As we plunge ourselves into the concept of propitiation, we will understand the love that separates the God of the Bible from that of the God of the Qur’an. Surah 4:157 reads:
And for their saying, “We have killed the Messiah, Jesus, the son of Mary, the Messenger of God.” In fact, they did not kill him, nor did they crucify him, but it appeared to them as if they did. Indeed, those who differ about him are in doubt about it. They have no knowledge of it, except the following of assumptions. Certainly, they did not kill him.
Quranic Muslims quote Surah 4:157, scratch their head at times and ask, “How could God allow Jesus the prophet to go through such a terrible end as crucifixion? It is unthinkable.” Biblical Christians respond, “Love.” This is God’s love. God loved us by sending his Son to be our propitiation.
God is a holy God. He loathes sin with righteous anger. And he must loathe sin because he is good; not relatively good, but absolutely good. God’s holiness is a blazing holiness. We ask our Muslim friends, “Have you sinned? Have you ever thought a wrong thought? Been motivated by a wrong motivation? Have your motives always and only been for the glory, honor, and applause of God?”
One impure thought incites God’s wrath. Your motives stir up God’s anger. All and any sin incites God’s anger
Even more, we ask, “Did you have to be taught how to sin?” When your two-year old chucks his Cheetos at you, did you have to teach him that? Did you teach him to say, “NO!” and to scale the cupboards and hijack the cookie jar?
Doing wrong is natural to us because our nature is wrong. And so, even our nature incites God’s wrath.
What are we to do? Can we simply be forgiven? The God of the Qur’an is said to be “all-forgiving, most merciful” (Surah 24:22). On the surface this seems loving. But it is not only lacking, but a fictitious forgiveness because it is a forgiveness without propitiation.
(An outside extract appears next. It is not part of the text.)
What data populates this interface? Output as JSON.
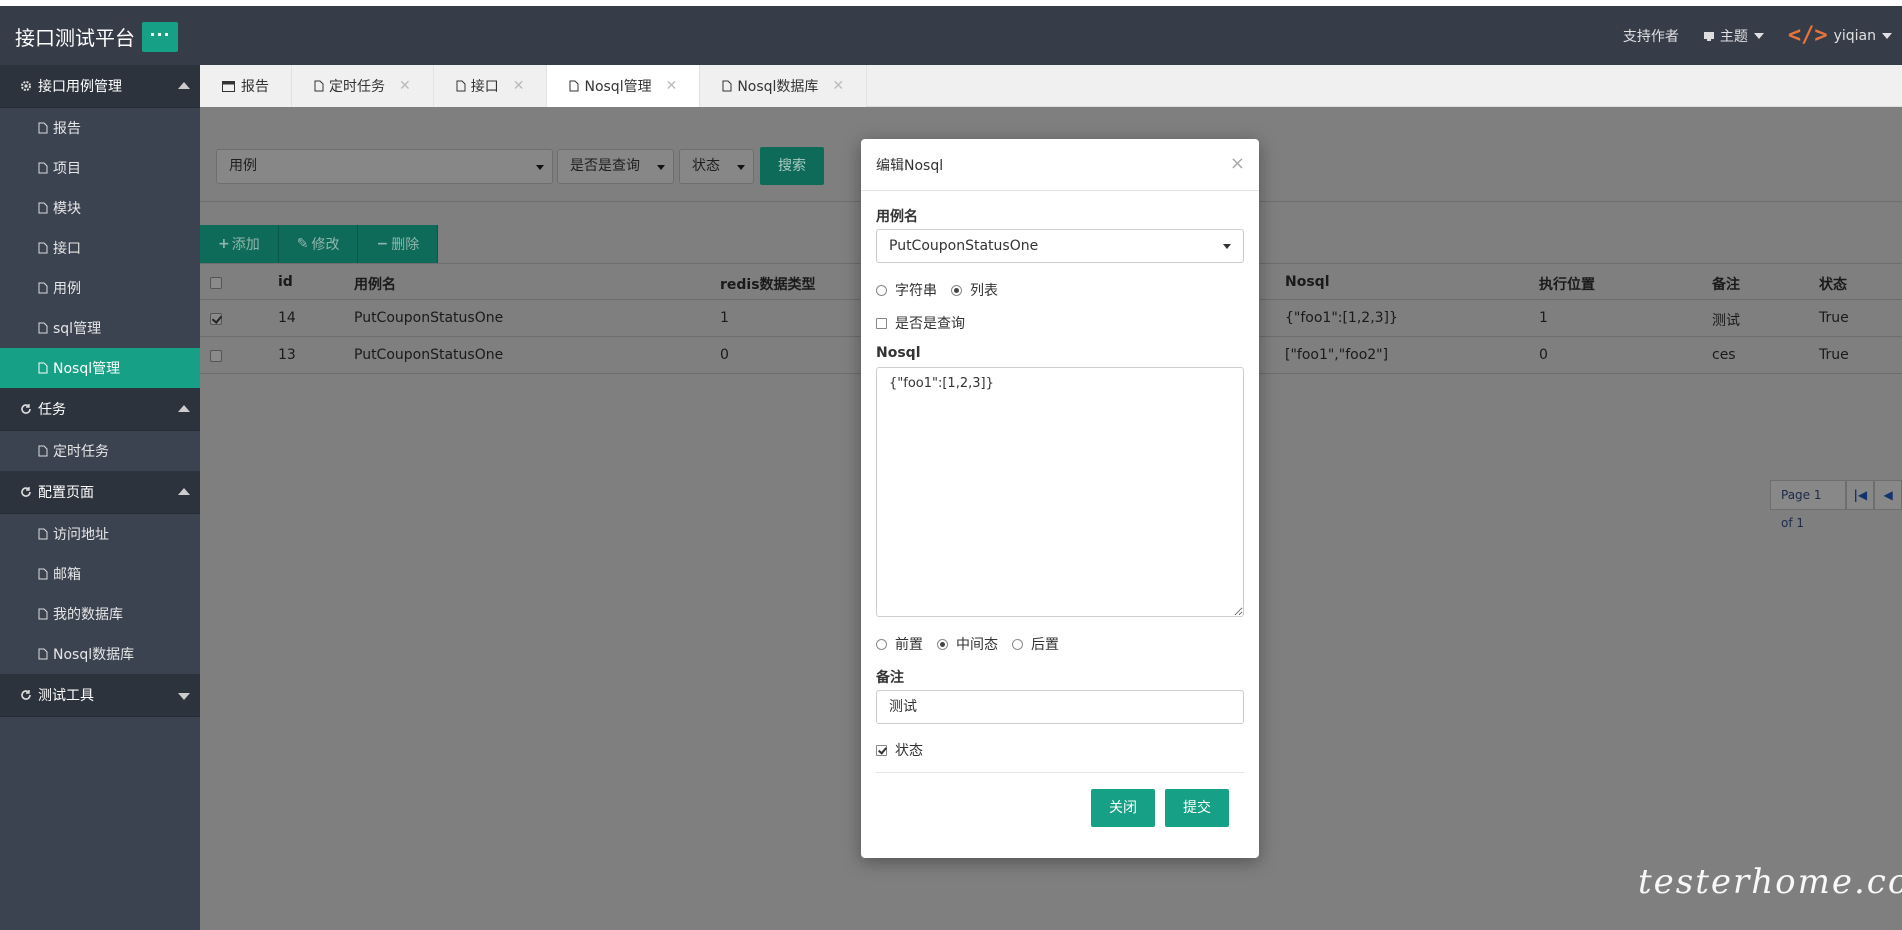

If God is holy and just, then the only way to forgive is by propitiation through a righteous substitute.
Imagine a thief, rapist, and murder brought before a judge and he says, “Well, you’re all forgiven because I am all-forgiving and most merciful.” This would be an extraordinarily wicked judge. He releases the wicked apart from justice. Notwithstanding his claims to be all-forgiving and most merciful, he’s as bad as the criminals. But if that judge brought in a righteous substitute to receive the just sentence for each of those criminals, then the judge would uphold the law by forgiving justly.
To be sure, the God of the Bible is all-forgiving and most merciful. He forgives and forgives and forgives because he is loving. But how? How can a God of blazing holiness forgive even one monstrously depraved rebel like a human? Propitiation. Propitiation gives wheels and movement to the sovereign love of God. There can be a love from God in common grace towards his enemies (cf. Matt. 5:44-47), but propitiation-rendering forgiveness sends love to a jaw-dropping magnitude.
When we speak to Muslims, we must speak of the tangible and terrible love of God in propitiation through the finished work of Christ. For a deity to be deity—truly deity in holiness, righteousness, and love—he must love in propitiation, or he cannot love at all.
“For I am convinced that neither death, nor life, nor angels, nor principalities, nor things present, nor things to come, nor powers, nor height, nor depth, nor any other created thing, will be able to separate us from the love of God, which is in Christ Jesus our Lord” (Rom. 8:38-39).
Source: Eric Davis | The Cripplegate